Click to enlarge
Monitoring Your Jobs and Schedules
To monitor your jobs and schedules using ITM 6, IBM provides a replacement to using a TEC LFA to monitor the output of batchman on the MDM. The support files are located in the INTEGRATION directory within the TWS fixpacks section of IBM’s FTP site. The last update at the time of writing was at the link below.
After unpacking the tar, head to the TEPClientConfigCD_ROOT directory and run setupwin32.exe which will create some workspaces and add some product support to your TEMS and TEPS.

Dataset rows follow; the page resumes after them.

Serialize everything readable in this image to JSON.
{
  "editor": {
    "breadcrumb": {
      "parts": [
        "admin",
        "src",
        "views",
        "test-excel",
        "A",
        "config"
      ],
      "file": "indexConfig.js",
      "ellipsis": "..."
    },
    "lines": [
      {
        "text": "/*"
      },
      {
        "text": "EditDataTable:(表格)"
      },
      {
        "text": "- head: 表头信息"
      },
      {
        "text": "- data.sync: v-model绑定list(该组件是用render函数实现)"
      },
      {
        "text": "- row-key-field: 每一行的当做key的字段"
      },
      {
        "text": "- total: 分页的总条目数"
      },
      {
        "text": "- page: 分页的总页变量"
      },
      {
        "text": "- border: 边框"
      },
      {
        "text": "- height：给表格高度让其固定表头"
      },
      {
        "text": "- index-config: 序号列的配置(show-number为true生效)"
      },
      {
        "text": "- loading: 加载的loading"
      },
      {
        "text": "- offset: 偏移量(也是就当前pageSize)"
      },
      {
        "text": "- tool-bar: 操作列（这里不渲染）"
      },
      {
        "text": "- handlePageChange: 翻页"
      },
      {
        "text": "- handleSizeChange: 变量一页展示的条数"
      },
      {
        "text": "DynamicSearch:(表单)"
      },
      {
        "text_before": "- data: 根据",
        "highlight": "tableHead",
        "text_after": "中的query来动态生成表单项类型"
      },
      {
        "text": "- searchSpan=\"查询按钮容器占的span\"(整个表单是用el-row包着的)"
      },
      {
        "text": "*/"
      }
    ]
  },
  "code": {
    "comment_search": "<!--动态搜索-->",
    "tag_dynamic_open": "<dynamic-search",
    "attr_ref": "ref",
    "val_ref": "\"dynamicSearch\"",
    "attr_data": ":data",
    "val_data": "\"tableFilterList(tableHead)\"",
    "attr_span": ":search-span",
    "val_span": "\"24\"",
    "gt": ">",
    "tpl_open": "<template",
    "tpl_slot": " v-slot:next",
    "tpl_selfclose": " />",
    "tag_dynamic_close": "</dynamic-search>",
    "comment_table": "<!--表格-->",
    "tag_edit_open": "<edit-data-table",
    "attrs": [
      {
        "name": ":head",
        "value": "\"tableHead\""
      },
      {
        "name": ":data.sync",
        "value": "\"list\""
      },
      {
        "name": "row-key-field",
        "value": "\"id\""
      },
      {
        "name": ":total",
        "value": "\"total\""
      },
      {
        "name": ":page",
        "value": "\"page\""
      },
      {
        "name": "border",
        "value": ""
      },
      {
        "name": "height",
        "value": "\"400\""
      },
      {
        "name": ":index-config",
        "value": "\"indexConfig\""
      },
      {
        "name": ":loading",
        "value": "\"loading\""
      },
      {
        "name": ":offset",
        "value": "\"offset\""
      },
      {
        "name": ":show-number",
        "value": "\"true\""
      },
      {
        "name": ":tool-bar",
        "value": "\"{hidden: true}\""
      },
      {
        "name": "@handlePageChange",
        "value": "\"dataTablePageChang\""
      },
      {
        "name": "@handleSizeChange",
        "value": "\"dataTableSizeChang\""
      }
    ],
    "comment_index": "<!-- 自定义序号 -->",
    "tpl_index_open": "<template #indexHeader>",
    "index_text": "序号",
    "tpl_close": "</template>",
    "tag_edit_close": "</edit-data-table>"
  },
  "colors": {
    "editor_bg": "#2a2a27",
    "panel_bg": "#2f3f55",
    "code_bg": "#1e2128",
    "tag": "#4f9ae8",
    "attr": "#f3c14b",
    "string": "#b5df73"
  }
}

Now install the file data provider metafile using the supplied script.
Run C:IBMTWS wsadminTEPTEPconfig.cmd -ua_home_dir c:ibmitm -eventfile_path c:ibm ws wsadminmevent.log -metafile_path c:IBM ws wsadmin epTWS84metafile_Sample.mdl
The TEPconfig script will copy BmEvents.conf to the TWS home directory and will amend it so Batchman will write it’s events to the location you chose above (I use TWSHOMEmevent.log). Once batchman has been restarted, any of the events you specified in BmEvents.conf will be parsed by the UA and displayed in the TEPS.
Using the out-of-the-box configuration, only critical jobs and jobstreams are monitored, and no situations are provided.
Some basic workspaces can be put together quickly to give you an overview of your TWS processes across the network alongside workload throughput and jobs/schedule alerts. Any output can be warehoused for reporting and tracking purposes.
To summarise, the out-of-the-box confguration for integrating TWS 8.4 with ITM 6.1 can replace the functionality provided in the past with ITM 5 and Tivoli Enterprise Console. To realise a fully-functional integration, extra steps are required to customise the output and to build meaningful workspaces, situations and queries that will give you the most benefit from combining the two.
In the next article we will discuss integrating ITM 6.2 and TWS 8.4, and TWS 8.3 for those people yet to upgrade.